We leave Sarah's apartment and descend into the city...
We went to a gigantic market in Tlacolula on our first day. There is my hair sticking out like a sore thumb. I'm quite positive that the Mexicans, if not ready for my hair, are used to the look that was surely on my face--eyes agog and mouth slightly open.
On our first day, I was also stunned by what sounded like a gunshot close by. Sarah and Jorge stood, unfazed, as I clutched at my heart. "Oh," they laughed, "those are fireworks. Someone is always setting them off." Indeed. They often alerted people to the presence of parades or protest or pride marches that you might stumble across anywhere.
And everywhere, I mean everywhere, a church. Those Spaniards weren't taking any chances, I guess.
Stella was always an object of attention. Here on the Zocolo, or main square, a boy keeps asking, "Does she bite?" And despite Sarah's repeated assurances that she didn't, he could not bring himself to touch her.
We had some fun with the street paintings, or at least John did : )
On two occasions, we walked the Cerro Fortin, Sarah's running route. It is straight up, oh I don't know, five hundred or more steps. Besides the exercise (which we really didn't need at that point) there was an almost 360 degree view of the valley and that was worth it.

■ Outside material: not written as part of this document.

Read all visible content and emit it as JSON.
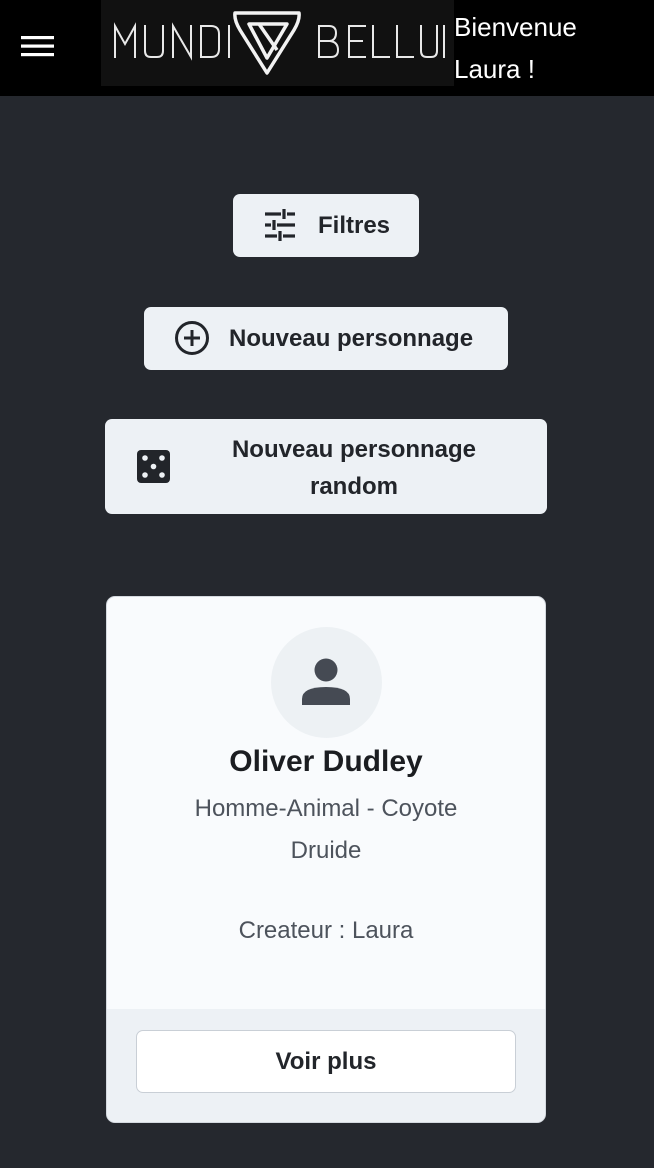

And there you have the merest taste of the streets of Oaxaca. At the end of the day, we slogged back up the hill to Sarah's house, tired to our bones, and ready for some cold beers and warm sopes.